Segment Start: Material shown

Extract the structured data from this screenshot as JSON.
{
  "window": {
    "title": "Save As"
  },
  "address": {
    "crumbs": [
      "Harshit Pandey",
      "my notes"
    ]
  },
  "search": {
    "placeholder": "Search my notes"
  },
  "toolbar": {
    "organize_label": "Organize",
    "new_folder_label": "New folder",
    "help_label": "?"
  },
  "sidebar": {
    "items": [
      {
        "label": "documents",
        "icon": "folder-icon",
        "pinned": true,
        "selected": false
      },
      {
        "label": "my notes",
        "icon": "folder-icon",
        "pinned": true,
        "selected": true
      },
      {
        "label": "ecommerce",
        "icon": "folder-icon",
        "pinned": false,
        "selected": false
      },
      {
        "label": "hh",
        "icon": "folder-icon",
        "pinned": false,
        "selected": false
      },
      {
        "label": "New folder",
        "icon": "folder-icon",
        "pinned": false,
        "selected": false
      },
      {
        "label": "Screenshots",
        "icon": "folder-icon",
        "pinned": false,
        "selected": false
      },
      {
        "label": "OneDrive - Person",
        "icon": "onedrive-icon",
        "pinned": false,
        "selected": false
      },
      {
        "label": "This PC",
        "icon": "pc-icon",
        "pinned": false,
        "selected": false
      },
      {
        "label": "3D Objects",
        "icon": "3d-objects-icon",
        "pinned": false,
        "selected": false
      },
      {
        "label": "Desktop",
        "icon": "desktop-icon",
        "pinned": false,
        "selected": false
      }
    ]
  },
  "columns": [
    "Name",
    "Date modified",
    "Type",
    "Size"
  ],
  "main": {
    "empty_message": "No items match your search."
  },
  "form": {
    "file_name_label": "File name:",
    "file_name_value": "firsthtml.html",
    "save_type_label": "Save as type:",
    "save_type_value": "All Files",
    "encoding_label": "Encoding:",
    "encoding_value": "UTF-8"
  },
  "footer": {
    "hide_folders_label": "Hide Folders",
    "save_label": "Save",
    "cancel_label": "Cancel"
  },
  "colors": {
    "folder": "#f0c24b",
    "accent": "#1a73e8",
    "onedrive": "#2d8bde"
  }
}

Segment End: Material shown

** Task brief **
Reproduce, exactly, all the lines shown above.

** Result of this exercise **
Extract the structured data from this screenshot as JSON.
{
  "window": {
    "title": "Save As"
  },
  "address": {
    "crumbs": [
      "Harshit Pandey",
      "my notes"
    ]
  },
  "search": {
    "placeholder": "Search my notes"
  },
  "toolbar": {
    "organize_label": "Organize",
    "new_folder_label": "New folder",
    "help_label": "?"
  },
  "sidebar": {
    "items": [
      {
        "label": "documents",
        "icon": "folder-icon",
        "pinned": true,
        "selected": false
      },
      {
        "label": "my notes",
        "icon": "folder-icon",
        "pinned": true,
        "selected": true
      },
      {
        "label": "ecommerce",
        "icon": "folder-icon",
        "pinned": false,
        "selected": false
      },
      {
        "label": "hh",
        "icon": "folder-icon",
        "pinned": false,
        "selected": false
      },
      {
        "label": "New folder",
        "icon": "folder-icon",
        "pinned": false,
        "selected": false
      },
      {
        "label": "Screenshots",
        "icon": "folder-icon",
        "pinned": false,
        "selected": false
      },
      {
        "label": "OneDrive - Person",
        "icon": "onedrive-icon",
        "pinned": false,
        "selected": false
      },
      {
        "label": "This PC",
        "icon": "pc-icon",
        "pinned": false,
        "selected": false
      },
      {
        "label": "3D Objects",
        "icon": "3d-objects-icon",
        "pinned": false,
        "selected": false
      },
      {
        "label": "Desktop",
        "icon": "desktop-icon",
        "pinned": false,
        "selected": false
      }
    ]
  },
  "columns": [
    "Name",
    "Date modified",
    "Type",
    "Size"
  ],
  "main": {
    "empty_message": "No items match your search."
  },
  "form": {
    "file_name_label": "File name:",
    "file_name_value": "firsthtml.html",
    "save_type_label": "Save as type:",
    "save_type_value": "All Files",
    "encoding_label": "Encoding:",
    "encoding_value": "UTF-8"
  },
  "footer": {
    "hide_folders_label": "Hide Folders",
    "save_label": "Save",
    "cancel_label": "Cancel"
  },
  "colors": {
    "folder": "#f0c24b",
    "accent": "#1a73e8",
    "onedrive": "#2d8bde"
  }
}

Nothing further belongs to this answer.